Tuesday, March 6, 2007

Bills before the Georgia General Assembly

This entry is the first in a two-part series summarzing current bills before the Georgia General Assembly that could potentially affect the design and construction industry. Next week I will address licensing and public works legislation.

Anti-indemnity statute. By Georgia statute, construction contracts that purport to indemnify a person from liability for damages due to bodily injury or property damage caused by that person's sole negligence are invalid and unenforceable. Currently, that statute allows an exception when the liability is covered by a policy of insurance or an insurance agreement. HB 136 eliminates those exceptions – except for liability covered by workers compensation insurance.

Owners’ right to withhold payment for lack of insurance. A bill stalled that would have eliminated that right. HB 138, if passed, would require that construction owners (before work on-site could begin) review and accept (or reject) certificates or policies of insurance submitted to them by contractors and their subcontractors (of all tiers). An owner's failure to reject a policy in writing, under HB 138, deprives the owner of the right to withhold payment for lack of insurance coverage. Observers indicate that support for the bill appears to have waned after legislators learned, from industry sources, of several practical problems with enforcement.

Mechanics' and materialmen's liens.
  • Single-family residential real estate. If enacted, SB 63 would eliminate mechanics' and materialmen's liens on "single-family residential real estate" – which is defined as all "owner occupied structure[s] for use as a dwelling for one family, including but not limited to houses, condominium units, or any combination of manufactured homes and lots." Another bill, SB 65, requires that a contractor (upon entering a contract) provide the property owner with a statutory notice of "certain parties’ lien rights[.]" SB 65 further requires that, before paying a contractor, the owner must obtain a sworn, written affidavit from the contractor stating that all of its subcontractors and materialmen have been paid.
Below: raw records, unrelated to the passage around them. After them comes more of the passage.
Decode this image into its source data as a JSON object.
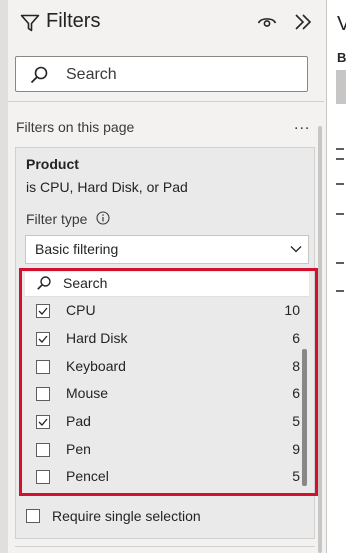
{
  "header": {
    "title": "Filters"
  },
  "search": {
    "placeholder": "Search"
  },
  "section": {
    "label": "Filters on this page",
    "more_label": "..."
  },
  "card": {
    "title": "Product",
    "subtitle": "is CPU, Hard Disk, or Pad",
    "filter_type_label": "Filter type",
    "filter_type_value": "Basic filtering",
    "list_search_placeholder": "Search",
    "items": [
      {
        "label": "CPU",
        "count": "10",
        "checked": true
      },
      {
        "label": "Hard Disk",
        "count": "6",
        "checked": true
      },
      {
        "label": "Keyboard",
        "count": "8",
        "checked": false
      },
      {
        "label": "Mouse",
        "count": "6",
        "checked": false
      },
      {
        "label": "Pad",
        "count": "5",
        "checked": true
      },
      {
        "label": "Pen",
        "count": "9",
        "checked": false
      },
      {
        "label": "Pencel",
        "count": "5",
        "checked": false
      }
    ],
    "single_selection_label": "Require single selection"
  },
  "right_pane": {
    "title_partial": "V",
    "label_partial": "B"
  },
  "colors": {
    "highlight": "#d3102d",
    "panel_bg": "#f3f2f1"
  },
  "icons": [
    "funnel-icon",
    "eye-icon",
    "chevron-double-right-icon",
    "search-icon",
    "info-icon",
    "chevron-down-icon",
    "checkmark-icon"
  ]
}
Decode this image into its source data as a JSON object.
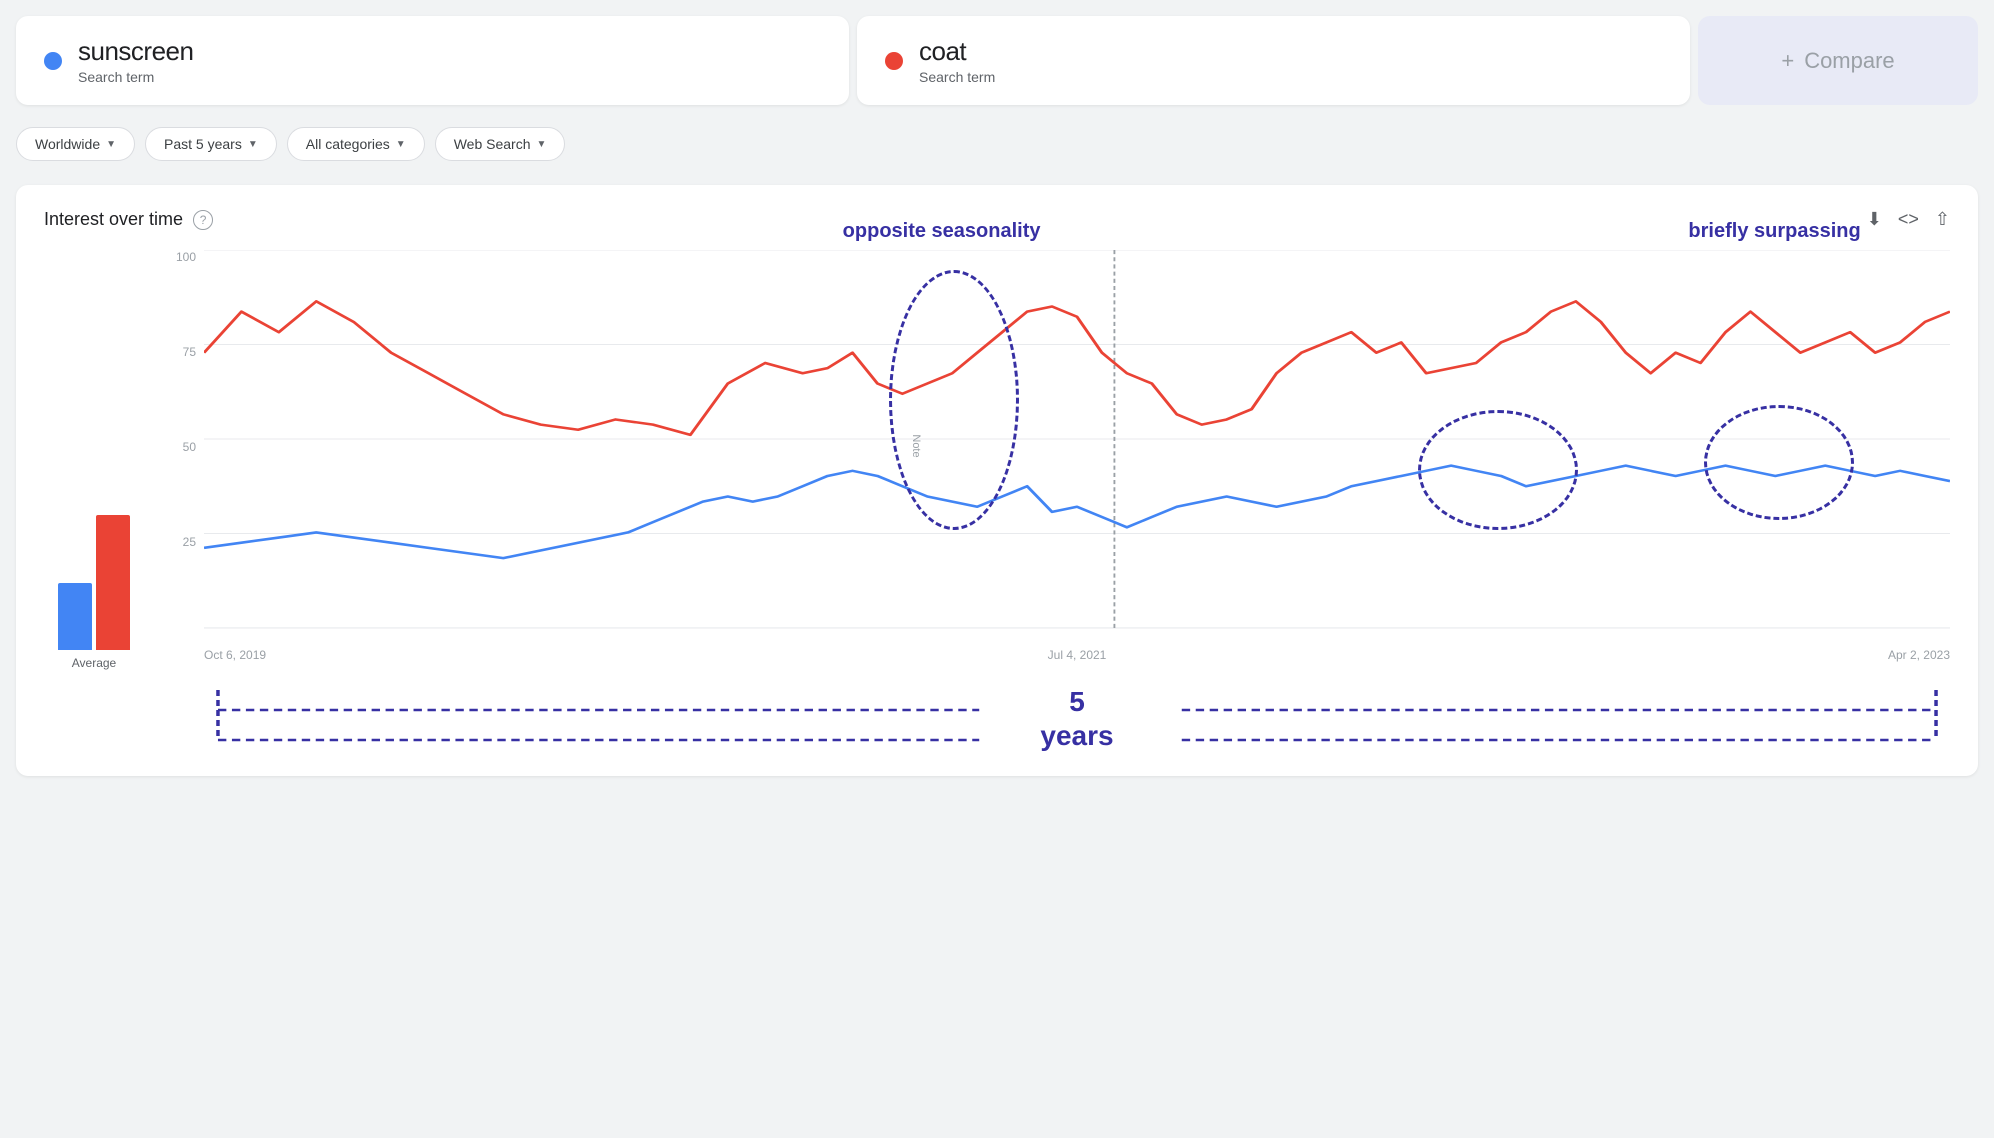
{
  "terms": [
    {
      "name": "sunscreen",
      "type": "Search term",
      "color": "#4285f4",
      "dot_color": "#4285f4"
    },
    {
      "name": "coat",
      "type": "Search term",
      "color": "#ea4335",
      "dot_color": "#ea4335"
    }
  ],
  "compare": {
    "icon": "+",
    "label": "Compare"
  },
  "filters": [
    {
      "id": "location",
      "label": "Worldwide"
    },
    {
      "id": "timerange",
      "label": "Past 5 years"
    },
    {
      "id": "category",
      "label": "All categories"
    },
    {
      "id": "searchtype",
      "label": "Web Search"
    }
  ],
  "chart": {
    "title": "Interest over time",
    "help_label": "?",
    "download_icon": "⬇",
    "embed_icon": "<>",
    "share_icon": "⇧",
    "y_labels": [
      "100",
      "75",
      "50",
      "25"
    ],
    "x_labels": [
      "Oct 6, 2019",
      "Jul 4, 2021",
      "Apr 2, 2023"
    ],
    "note_label": "Note",
    "avg_label": "Average",
    "annotations": {
      "opposite_seasonality": "opposite seasonality",
      "briefly_surpassing": "briefly surpassing",
      "five_years": "5\nyears"
    },
    "bars": {
      "sunscreen_height_pct": 30,
      "coat_height_pct": 60,
      "sunscreen_color": "#4285f4",
      "coat_color": "#ea4335"
    }
  }
}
The bills states that "[f]ailure to meet [either requirement] shall invalidate any lien filed… against residential real estate" – inviting several obvious questions.
  • Dissolution of liens by admission of erroneous filing. SB 64 allows a claimant to dissolve a claim of lien by filing a sworn affidavit with the clerk of the superior court in the county where the real estate is located, stating that the lien was "filed in error."

(This entry published by David Roberts of Womble Carlyle's construction and real estate development practice group.)


Post a Comment

Links to this post:

Create a Link

<< Home